In some cases of dystocia the obturator nerve, (or nerves, if the involvement is bilateral), becomes injured by being caught between the maternal pelvis and some dense part of the fetus. This results in paralysis of the adductors of the thigh if sufficient injury is done.
It is said that nerves become over-stretched and held tense, in certain positions in which animals are obliged to remain while cast in confinement such as in some instances where unusual methods of restraint are employed. When the fore feet are drawn backward in such manner that great strain is put upon the radial nerve, it suffers more or less injury, and this is followed by partial or complete paralysis which may be temporary or permanent.

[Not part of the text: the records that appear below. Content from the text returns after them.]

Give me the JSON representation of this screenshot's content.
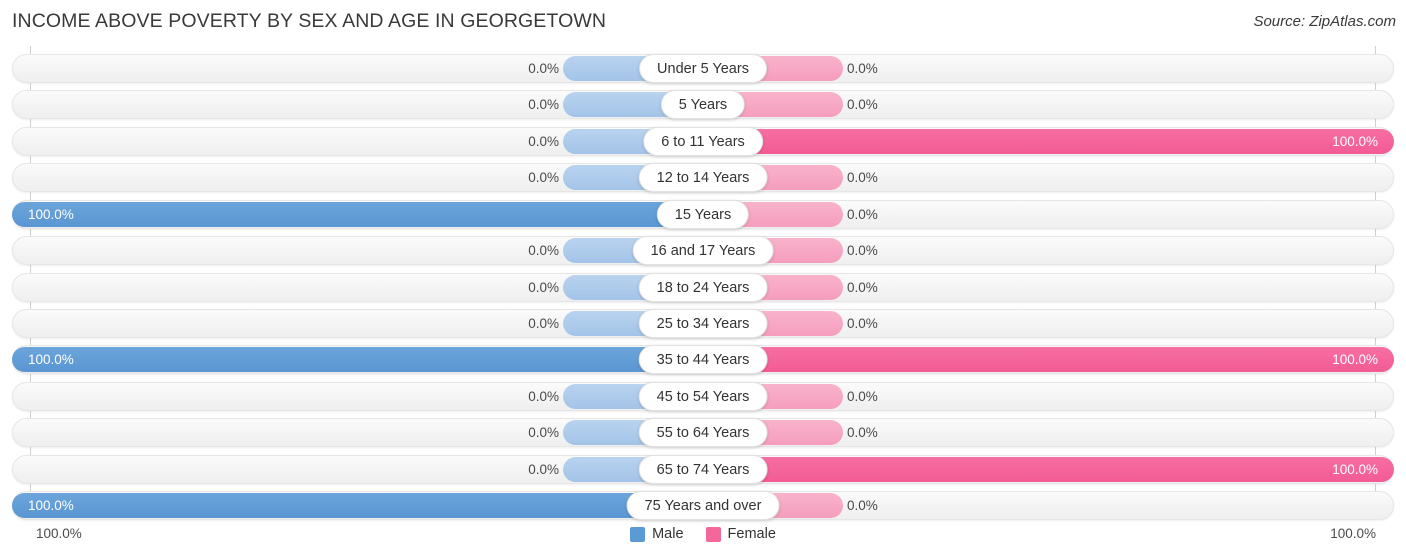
{
  "header": {
    "title": "INCOME ABOVE POVERTY BY SEX AND AGE IN GEORGETOWN",
    "source": "Source: ZipAtlas.com"
  },
  "legend": {
    "male_label": "Male",
    "female_label": "Female",
    "male_color": "#5b9bd5",
    "female_color": "#f4679b"
  },
  "axis": {
    "left_label": "100.0%",
    "right_label": "100.0%",
    "max": 100.0
  },
  "chart_data": {
    "type": "bar",
    "title": "INCOME ABOVE POVERTY BY SEX AND AGE IN GEORGETOWN",
    "orientation": "horizontal-diverging",
    "xlabel": "",
    "ylabel": "",
    "xlim": [
      0,
      100
    ],
    "grid": true,
    "legend_position": "bottom-center",
    "categories": [
      "Under 5 Years",
      "5 Years",
      "6 to 11 Years",
      "12 to 14 Years",
      "15 Years",
      "16 and 17 Years",
      "18 to 24 Years",
      "25 to 34 Years",
      "35 to 44 Years",
      "45 to 54 Years",
      "55 to 64 Years",
      "65 to 74 Years",
      "75 Years and over"
    ],
    "series": [
      {
        "name": "Male",
        "values": [
          0.0,
          0.0,
          0.0,
          0.0,
          100.0,
          0.0,
          0.0,
          0.0,
          100.0,
          0.0,
          0.0,
          0.0,
          100.0
        ],
        "labels": [
          "0.0%",
          "0.0%",
          "0.0%",
          "0.0%",
          "100.0%",
          "0.0%",
          "0.0%",
          "0.0%",
          "100.0%",
          "0.0%",
          "0.0%",
          "0.0%",
          "100.0%"
        ]
      },
      {
        "name": "Female",
        "values": [
          0.0,
          0.0,
          100.0,
          0.0,
          0.0,
          0.0,
          0.0,
          0.0,
          100.0,
          0.0,
          0.0,
          100.0,
          0.0
        ],
        "labels": [
          "0.0%",
          "0.0%",
          "100.0%",
          "0.0%",
          "0.0%",
          "0.0%",
          "0.0%",
          "0.0%",
          "100.0%",
          "0.0%",
          "0.0%",
          "100.0%",
          "0.0%"
        ]
      }
    ]
  }
}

Degenerative changes affecting nerves, as in other tissues, occur and more or less locomotory impediment will follow—this depending upon the nerve or nerves affected and the nature of such involvement. Tumors may surround nerves and eventually the nerve so exposed becomes implicated in the destructive process. Before degenerative changes take place in the nerve substance, in such cases, pressure may completely paralyze a nerve when it is so situated. Melanotic tumors in the paraproctal tissue in some cases, because of the large size of the new-growths, cause paralysis of the sciatic nerve. The author has seen one case of brachial paralysis occasioned by an enormous development of fibrous tissue involving the structures about the ulna.
AFFECTIONS OF BLOOD VESSELS.

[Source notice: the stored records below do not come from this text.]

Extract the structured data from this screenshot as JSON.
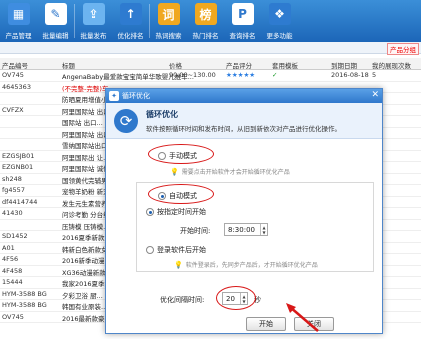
{
  "toolbar": {
    "items": [
      {
        "label": "产品管理",
        "icon": "product-icon",
        "glyph": "▦"
      },
      {
        "label": "批量编辑",
        "icon": "edit-icon",
        "glyph": "✎"
      },
      {
        "label": "批量发布",
        "icon": "publish-icon",
        "glyph": "⇪"
      },
      {
        "label": "优化排名",
        "icon": "rank-icon",
        "glyph": "↑"
      },
      {
        "label": "热词搜索",
        "icon": "hotword-icon",
        "glyph": "词"
      },
      {
        "label": "热门排名",
        "icon": "hotrank-icon",
        "glyph": "榜"
      },
      {
        "label": "查询排名",
        "icon": "query-icon",
        "glyph": "P"
      },
      {
        "label": "更多功能",
        "icon": "more-icon",
        "glyph": "❖"
      }
    ]
  },
  "subbar": {
    "warning": "产品分组"
  },
  "table": {
    "headers": {
      "code": "产品编号",
      "title": "标题",
      "price": "价格",
      "score": "产品评分",
      "template": "套用模板",
      "date": "到期日期",
      "count": "我的展现次数"
    },
    "rows": [
      {
        "code": "OV745",
        "title": "AngenaBaby最爱款宝宝简单华歌婴儿推车...",
        "price": "90.00~130.00",
        "stars": "★★★★★",
        "check": "✓",
        "date": "2016-08-18",
        "n": "5"
      },
      {
        "code": "4645363",
        "title": "(不完整-完整)车...",
        "price": "",
        "stars": "",
        "check": "",
        "date": "",
        "n": "",
        "red": true
      },
      {
        "code": "",
        "title": "防晒夏用增值小...",
        "price": "",
        "stars": "",
        "check": "",
        "date": "",
        "n": ""
      },
      {
        "code": "CVFZX",
        "title": "阿里国际站 出口...",
        "price": "",
        "stars": "",
        "check": "",
        "date": "",
        "n": ""
      },
      {
        "code": "",
        "title": "国际站 出口...",
        "price": "",
        "stars": "",
        "check": "",
        "date": "",
        "n": ""
      },
      {
        "code": "",
        "title": "阿里国际站 出口...",
        "price": "",
        "stars": "",
        "check": "",
        "date": "",
        "n": ""
      },
      {
        "code": "",
        "title": "雪纳国际站出口...",
        "price": "",
        "stars": "",
        "check": "",
        "date": "",
        "n": ""
      },
      {
        "code": "EZGSJB01",
        "title": "阿里国际出 让...",
        "price": "",
        "stars": "",
        "check": "",
        "date": "",
        "n": ""
      },
      {
        "code": "EZGNB01",
        "title": "阿里国际站 诚信...",
        "price": "",
        "stars": "",
        "check": "",
        "date": "",
        "n": ""
      },
      {
        "code": "sh248",
        "title": "国领黄代完辅男式...",
        "price": "",
        "stars": "",
        "check": "",
        "date": "",
        "n": ""
      },
      {
        "code": "fg4557",
        "title": "宠物羊奶粉 新宠...",
        "price": "",
        "stars": "",
        "check": "",
        "date": "",
        "n": ""
      },
      {
        "code": "df4414744",
        "title": "发生元生素营养...",
        "price": "",
        "stars": "",
        "check": "",
        "date": "",
        "n": ""
      },
      {
        "code": "41430",
        "title": "问诊考勤 分台线...",
        "price": "",
        "stars": "",
        "check": "",
        "date": "",
        "n": ""
      },
      {
        "code": "",
        "title": "压铸模 压铸模...",
        "price": "",
        "stars": "",
        "check": "",
        "date": "",
        "n": ""
      },
      {
        "code": "SD1452",
        "title": "2016夏季新款大...",
        "price": "",
        "stars": "",
        "check": "",
        "date": "",
        "n": ""
      },
      {
        "code": "A01",
        "title": "韩新白色新款女...",
        "price": "",
        "stars": "",
        "check": "",
        "date": "",
        "n": ""
      },
      {
        "code": "4F56",
        "title": "2016新季动漫...",
        "price": "",
        "stars": "",
        "check": "",
        "date": "",
        "n": ""
      },
      {
        "code": "4F458",
        "title": "XG36动漫新款原...",
        "price": "",
        "stars": "",
        "check": "",
        "date": "",
        "n": "2"
      },
      {
        "code": "15444",
        "title": "我家2016夏季女...",
        "price": "",
        "stars": "",
        "check": "",
        "date": "",
        "n": "2"
      },
      {
        "code": "HYM-3588 BG",
        "title": "夕彩卫浴 厨...",
        "price": "",
        "stars": "",
        "check": "",
        "date": "",
        "n": ""
      },
      {
        "code": "HYM-3588 BG",
        "title": "韩国有业原装...",
        "price": "",
        "stars": "",
        "check": "",
        "date": "",
        "n": ""
      },
      {
        "code": "OV745",
        "title": "2016最新款豪婴...",
        "price": "",
        "stars": "",
        "check": "",
        "date": "",
        "n": ""
      }
    ]
  },
  "dialog": {
    "window_title": "循环优化",
    "heading": "循环优化",
    "description": "软件按照循环时间和发布时间，从旧到新依次对产品进行优化操作。",
    "manual_mode": "手动模式",
    "manual_hint": "需要点击开始软件才会开始循环优化产品",
    "auto_mode": "自动模式",
    "timed_start": "按指定时间开始",
    "start_time_label": "开始时间:",
    "start_time_value": "8:30:00",
    "login_start": "登录软件后开始",
    "login_hint": "软件登录后，先同步产品后，才开始循环优化产品",
    "interval_label": "优化间隔时间:",
    "interval_value": "20",
    "interval_unit": "秒",
    "start_button": "开始",
    "close_button": "关闭"
  },
  "colors": {
    "accent": "#1c66b8",
    "highlight": "#d81818"
  }
}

Lameness caused by disturbances of circulation may be due to structural affection of vessels, or functional disorders of the heart, and in some instances, a combination of these causes may be active.
Direct involvement of vessels is the commoner form of circulatory disturbance which occasions lameness, and the most frequent cause is of parasitic origin. Sclerostomiasis with attendant arteritis, thrombus formation and subsequent lodgement of emboli in the iliac, femoral, or other arteries, causes sufficient obstruction to prevent free circulation of blood, and the characteristic lameness of thrombosis results.
Indirect injury to vessels may occur because of contused wounds and subsequent inflammation of tissues supplied by such vessels. If the injury be of sufficient extent, considerable extravasation of blood will take place and the painfully swollen parts necessarily impair locomotion. In such instances lymph vessels participate in the disturbance, and the condition then becomes one wherein lymphangitis is the predominant disturbing element.
Angiomatous tumors are occasionally found affecting horses’ legs—usually the result of some injury; and because of their size or position, they mechanically interfere with function. Furthermore, when such tumors are located on the inner or flexor side of joints, enough pain is occasioned that affected animals show evidence of distress, usually by intermittent lameness.